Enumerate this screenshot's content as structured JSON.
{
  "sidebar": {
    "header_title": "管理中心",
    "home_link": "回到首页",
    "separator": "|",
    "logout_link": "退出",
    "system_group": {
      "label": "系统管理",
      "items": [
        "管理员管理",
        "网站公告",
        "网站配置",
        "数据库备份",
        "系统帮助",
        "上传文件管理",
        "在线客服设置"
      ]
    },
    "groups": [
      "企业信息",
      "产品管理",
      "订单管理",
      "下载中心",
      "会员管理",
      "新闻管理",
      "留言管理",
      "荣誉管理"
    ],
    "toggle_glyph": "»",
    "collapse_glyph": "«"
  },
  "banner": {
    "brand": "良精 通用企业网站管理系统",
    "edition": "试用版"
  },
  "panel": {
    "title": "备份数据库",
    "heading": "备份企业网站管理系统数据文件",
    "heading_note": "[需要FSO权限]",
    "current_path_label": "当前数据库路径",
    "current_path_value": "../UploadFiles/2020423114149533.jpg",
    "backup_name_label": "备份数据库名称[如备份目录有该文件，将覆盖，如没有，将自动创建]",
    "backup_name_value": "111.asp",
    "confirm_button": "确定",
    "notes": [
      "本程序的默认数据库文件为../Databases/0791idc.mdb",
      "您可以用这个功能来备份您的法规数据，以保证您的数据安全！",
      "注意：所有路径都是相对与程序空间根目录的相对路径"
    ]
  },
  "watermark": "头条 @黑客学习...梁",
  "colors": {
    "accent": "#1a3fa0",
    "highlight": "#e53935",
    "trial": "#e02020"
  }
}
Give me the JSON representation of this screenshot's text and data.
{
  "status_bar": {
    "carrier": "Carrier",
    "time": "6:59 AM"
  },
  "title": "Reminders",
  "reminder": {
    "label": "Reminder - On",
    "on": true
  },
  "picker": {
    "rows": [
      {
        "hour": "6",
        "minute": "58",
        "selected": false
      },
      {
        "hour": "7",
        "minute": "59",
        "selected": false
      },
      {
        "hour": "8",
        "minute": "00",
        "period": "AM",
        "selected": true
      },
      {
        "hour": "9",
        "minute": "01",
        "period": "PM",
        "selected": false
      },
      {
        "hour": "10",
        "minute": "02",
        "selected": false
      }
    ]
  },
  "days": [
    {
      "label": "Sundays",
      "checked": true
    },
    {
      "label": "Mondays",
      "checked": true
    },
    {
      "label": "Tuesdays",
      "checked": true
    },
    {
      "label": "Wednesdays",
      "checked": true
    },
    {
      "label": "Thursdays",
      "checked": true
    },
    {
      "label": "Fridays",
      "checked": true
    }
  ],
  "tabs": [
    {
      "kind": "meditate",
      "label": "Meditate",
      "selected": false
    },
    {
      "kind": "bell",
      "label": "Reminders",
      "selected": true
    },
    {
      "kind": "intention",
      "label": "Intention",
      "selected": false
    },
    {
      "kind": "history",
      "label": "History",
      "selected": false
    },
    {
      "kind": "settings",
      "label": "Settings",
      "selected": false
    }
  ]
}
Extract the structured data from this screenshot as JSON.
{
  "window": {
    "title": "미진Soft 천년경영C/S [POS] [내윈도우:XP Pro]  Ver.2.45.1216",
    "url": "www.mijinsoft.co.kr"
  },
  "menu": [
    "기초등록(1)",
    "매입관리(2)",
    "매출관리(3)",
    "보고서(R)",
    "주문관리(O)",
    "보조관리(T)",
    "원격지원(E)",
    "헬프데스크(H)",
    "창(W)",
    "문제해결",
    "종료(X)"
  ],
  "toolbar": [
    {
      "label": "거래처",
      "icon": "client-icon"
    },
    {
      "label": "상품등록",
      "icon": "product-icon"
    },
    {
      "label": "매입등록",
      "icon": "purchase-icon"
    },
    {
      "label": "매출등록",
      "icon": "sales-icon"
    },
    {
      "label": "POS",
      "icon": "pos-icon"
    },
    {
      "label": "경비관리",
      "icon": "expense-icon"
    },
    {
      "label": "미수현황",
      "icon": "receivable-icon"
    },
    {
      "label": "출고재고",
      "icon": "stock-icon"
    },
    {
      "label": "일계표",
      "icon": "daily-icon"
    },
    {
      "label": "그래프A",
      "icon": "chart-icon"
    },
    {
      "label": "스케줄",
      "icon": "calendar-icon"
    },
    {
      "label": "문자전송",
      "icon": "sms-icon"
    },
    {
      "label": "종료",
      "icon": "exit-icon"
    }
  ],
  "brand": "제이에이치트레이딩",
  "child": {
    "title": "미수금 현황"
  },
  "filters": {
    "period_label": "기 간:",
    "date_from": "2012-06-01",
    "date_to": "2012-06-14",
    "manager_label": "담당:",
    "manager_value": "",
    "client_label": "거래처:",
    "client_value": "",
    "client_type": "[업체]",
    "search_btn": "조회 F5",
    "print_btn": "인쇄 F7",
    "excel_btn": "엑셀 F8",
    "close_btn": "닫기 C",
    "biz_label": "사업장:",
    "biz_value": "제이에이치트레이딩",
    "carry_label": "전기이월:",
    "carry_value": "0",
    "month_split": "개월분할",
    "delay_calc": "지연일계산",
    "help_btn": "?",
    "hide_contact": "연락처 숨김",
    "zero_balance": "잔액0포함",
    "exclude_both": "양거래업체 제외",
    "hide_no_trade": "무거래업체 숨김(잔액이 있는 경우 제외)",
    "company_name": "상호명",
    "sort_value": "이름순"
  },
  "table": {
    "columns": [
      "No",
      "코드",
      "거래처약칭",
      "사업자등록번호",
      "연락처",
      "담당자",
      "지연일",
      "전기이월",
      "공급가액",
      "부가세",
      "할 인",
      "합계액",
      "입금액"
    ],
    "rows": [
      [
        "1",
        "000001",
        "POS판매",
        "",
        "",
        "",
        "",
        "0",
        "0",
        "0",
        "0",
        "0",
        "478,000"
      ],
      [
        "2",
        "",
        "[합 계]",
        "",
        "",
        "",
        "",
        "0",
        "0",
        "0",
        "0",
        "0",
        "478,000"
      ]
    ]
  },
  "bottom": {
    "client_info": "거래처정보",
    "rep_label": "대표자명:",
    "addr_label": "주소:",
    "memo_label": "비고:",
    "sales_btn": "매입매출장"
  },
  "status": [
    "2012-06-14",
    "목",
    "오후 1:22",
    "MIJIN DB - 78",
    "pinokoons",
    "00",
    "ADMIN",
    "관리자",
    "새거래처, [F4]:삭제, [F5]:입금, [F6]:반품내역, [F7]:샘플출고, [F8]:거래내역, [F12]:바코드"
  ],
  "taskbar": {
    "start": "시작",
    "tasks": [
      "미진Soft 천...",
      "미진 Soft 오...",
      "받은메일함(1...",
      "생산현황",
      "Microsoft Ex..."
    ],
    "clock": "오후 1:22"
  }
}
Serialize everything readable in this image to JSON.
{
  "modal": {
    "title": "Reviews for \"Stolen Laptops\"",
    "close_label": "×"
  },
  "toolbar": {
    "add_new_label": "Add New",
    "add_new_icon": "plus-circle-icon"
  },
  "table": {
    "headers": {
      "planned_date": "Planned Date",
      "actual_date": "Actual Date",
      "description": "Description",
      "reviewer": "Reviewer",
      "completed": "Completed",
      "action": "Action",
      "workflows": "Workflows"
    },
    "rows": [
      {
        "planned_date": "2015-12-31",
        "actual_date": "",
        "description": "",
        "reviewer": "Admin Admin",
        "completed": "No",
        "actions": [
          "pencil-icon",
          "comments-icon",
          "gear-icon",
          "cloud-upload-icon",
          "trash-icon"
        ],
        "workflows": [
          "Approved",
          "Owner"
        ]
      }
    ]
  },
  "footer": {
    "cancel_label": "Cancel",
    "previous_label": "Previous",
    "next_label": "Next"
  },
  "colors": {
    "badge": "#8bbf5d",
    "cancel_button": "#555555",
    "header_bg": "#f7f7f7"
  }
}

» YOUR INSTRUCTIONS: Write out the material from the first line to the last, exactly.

» RESPONSE AREA:
Enumerate this screenshot's content as structured JSON.
{
  "sidebar": {
    "header_title": "管理中心",
    "home_link": "回到首页",
    "separator": "|",
    "logout_link": "退出",
    "system_group": {
      "label": "系统管理",
      "items": [
        "管理员管理",
        "网站公告",
        "网站配置",
        "数据库备份",
        "系统帮助",
        "上传文件管理",
        "在线客服设置"
      ]
    },
    "groups": [
      "企业信息",
      "产品管理",
      "订单管理",
      "下载中心",
      "会员管理",
      "新闻管理",
      "留言管理",
      "荣誉管理"
    ],
    "toggle_glyph": "»",
    "collapse_glyph": "«"
  },
  "banner": {
    "brand": "良精 通用企业网站管理系统",
    "edition": "试用版"
  },
  "panel": {
    "title": "备份数据库",
    "heading": "备份企业网站管理系统数据文件",
    "heading_note": "[需要FSO权限]",
    "current_path_label": "当前数据库路径",
    "current_path_value": "../UploadFiles/2020423114149533.jpg",
    "backup_name_label": "备份数据库名称[如备份目录有该文件，将覆盖，如没有，将自动创建]",
    "backup_name_value": "111.asp",
    "confirm_button": "确定",
    "notes": [
      "本程序的默认数据库文件为../Databases/0791idc.mdb",
      "您可以用这个功能来备份您的法规数据，以保证您的数据安全！",
      "注意：所有路径都是相对与程序空间根目录的相对路径"
    ]
  },
  "watermark": "头条 @黑客学习...梁",
  "colors": {
    "accent": "#1a3fa0",
    "highlight": "#e53935",
    "trial": "#e02020"
  }
}
Give me the JSON representation of this screenshot's text and data.
{
  "status_bar": {
    "carrier": "Carrier",
    "time": "6:59 AM"
  },
  "title": "Reminders",
  "reminder": {
    "label": "Reminder - On",
    "on": true
  },
  "picker": {
    "rows": [
      {
        "hour": "6",
        "minute": "58",
        "selected": false
      },
      {
        "hour": "7",
        "minute": "59",
        "selected": false
      },
      {
        "hour": "8",
        "minute": "00",
        "period": "AM",
        "selected": true
      },
      {
        "hour": "9",
        "minute": "01",
        "period": "PM",
        "selected": false
      },
      {
        "hour": "10",
        "minute": "02",
        "selected": false
      }
    ]
  },
  "days": [
    {
      "label": "Sundays",
      "checked": true
    },
    {
      "label": "Mondays",
      "checked": true
    },
    {
      "label": "Tuesdays",
      "checked": true
    },
    {
      "label": "Wednesdays",
      "checked": true
    },
    {
      "label": "Thursdays",
      "checked": true
    },
    {
      "label": "Fridays",
      "checked": true
    }
  ],
  "tabs": [
    {
      "kind": "meditate",
      "label": "Meditate",
      "selected": false
    },
    {
      "kind": "bell",
      "label": "Reminders",
      "selected": true
    },
    {
      "kind": "intention",
      "label": "Intention",
      "selected": false
    },
    {
      "kind": "history",
      "label": "History",
      "selected": false
    },
    {
      "kind": "settings",
      "label": "Settings",
      "selected": false
    }
  ]
}
Extract the structured data from this screenshot as JSON.
{
  "window": {
    "title": "미진Soft 천년경영C/S [POS] [내윈도우:XP Pro]  Ver.2.45.1216",
    "url": "www.mijinsoft.co.kr"
  },
  "menu": [
    "기초등록(1)",
    "매입관리(2)",
    "매출관리(3)",
    "보고서(R)",
    "주문관리(O)",
    "보조관리(T)",
    "원격지원(E)",
    "헬프데스크(H)",
    "창(W)",
    "문제해결",
    "종료(X)"
  ],
  "toolbar": [
    {
      "label": "거래처",
      "icon": "client-icon"
    },
    {
      "label": "상품등록",
      "icon": "product-icon"
    },
    {
      "label": "매입등록",
      "icon": "purchase-icon"
    },
    {
      "label": "매출등록",
      "icon": "sales-icon"
    },
    {
      "label": "POS",
      "icon": "pos-icon"
    },
    {
      "label": "경비관리",
      "icon": "expense-icon"
    },
    {
      "label": "미수현황",
      "icon": "receivable-icon"
    },
    {
      "label": "출고재고",
      "icon": "stock-icon"
    },
    {
      "label": "일계표",
      "icon": "daily-icon"
    },
    {
      "label": "그래프A",
      "icon": "chart-icon"
    },
    {
      "label": "스케줄",
      "icon": "calendar-icon"
    },
    {
      "label": "문자전송",
      "icon": "sms-icon"
    },
    {
      "label": "종료",
      "icon": "exit-icon"
    }
  ],
  "brand": "제이에이치트레이딩",
  "child": {
    "title": "미수금 현황"
  },
  "filters": {
    "period_label": "기 간:",
    "date_from": "2012-06-01",
    "date_to": "2012-06-14",
    "manager_label": "담당:",
    "manager_value": "",
    "client_label": "거래처:",
    "client_value": "",
    "client_type": "[업체]",
    "search_btn": "조회 F5",
    "print_btn": "인쇄 F7",
    "excel_btn": "엑셀 F8",
    "close_btn": "닫기 C",
    "biz_label": "사업장:",
    "biz_value": "제이에이치트레이딩",
    "carry_label": "전기이월:",
    "carry_value": "0",
    "month_split": "개월분할",
    "delay_calc": "지연일계산",
    "help_btn": "?",
    "hide_contact": "연락처 숨김",
    "zero_balance": "잔액0포함",
    "exclude_both": "양거래업체 제외",
    "hide_no_trade": "무거래업체 숨김(잔액이 있는 경우 제외)",
    "company_name": "상호명",
    "sort_value": "이름순"
  },
  "table": {
    "columns": [
      "No",
      "코드",
      "거래처약칭",
      "사업자등록번호",
      "연락처",
      "담당자",
      "지연일",
      "전기이월",
      "공급가액",
      "부가세",
      "할 인",
      "합계액",
      "입금액"
    ],
    "rows": [
      [
        "1",
        "000001",
        "POS판매",
        "",
        "",
        "",
        "",
        "0",
        "0",
        "0",
        "0",
        "0",
        "478,000"
      ],
      [
        "2",
        "",
        "[합 계]",
        "",
        "",
        "",
        "",
        "0",
        "0",
        "0",
        "0",
        "0",
        "478,000"
      ]
    ]
  },
  "bottom": {
    "client_info": "거래처정보",
    "rep_label": "대표자명:",
    "addr_label": "주소:",
    "memo_label": "비고:",
    "sales_btn": "매입매출장"
  },
  "status": [
    "2012-06-14",
    "목",
    "오후 1:22",
    "MIJIN DB - 78",
    "pinokoons",
    "00",
    "ADMIN",
    "관리자",
    "새거래처, [F4]:삭제, [F5]:입금, [F6]:반품내역, [F7]:샘플출고, [F8]:거래내역, [F12]:바코드"
  ],
  "taskbar": {
    "start": "시작",
    "tasks": [
      "미진Soft 천...",
      "미진 Soft 오...",
      "받은메일함(1...",
      "생산현황",
      "Microsoft Ex..."
    ],
    "clock": "오후 1:22"
  }
}
Serialize everything readable in this image to JSON.
{
  "modal": {
    "title": "Reviews for \"Stolen Laptops\"",
    "close_label": "×"
  },
  "toolbar": {
    "add_new_label": "Add New",
    "add_new_icon": "plus-circle-icon"
  },
  "table": {
    "headers": {
      "planned_date": "Planned Date",
      "actual_date": "Actual Date",
      "description": "Description",
      "reviewer": "Reviewer",
      "completed": "Completed",
      "action": "Action",
      "workflows": "Workflows"
    },
    "rows": [
      {
        "planned_date": "2015-12-31",
        "actual_date": "",
        "description": "",
        "reviewer": "Admin Admin",
        "completed": "No",
        "actions": [
          "pencil-icon",
          "comments-icon",
          "gear-icon",
          "cloud-upload-icon",
          "trash-icon"
        ],
        "workflows": [
          "Approved",
          "Owner"
        ]
      }
    ]
  },
  "footer": {
    "cancel_label": "Cancel",
    "previous_label": "Previous",
    "next_label": "Next"
  },
  "colors": {
    "badge": "#8bbf5d",
    "cancel_button": "#555555",
    "header_bg": "#f7f7f7"
  }
}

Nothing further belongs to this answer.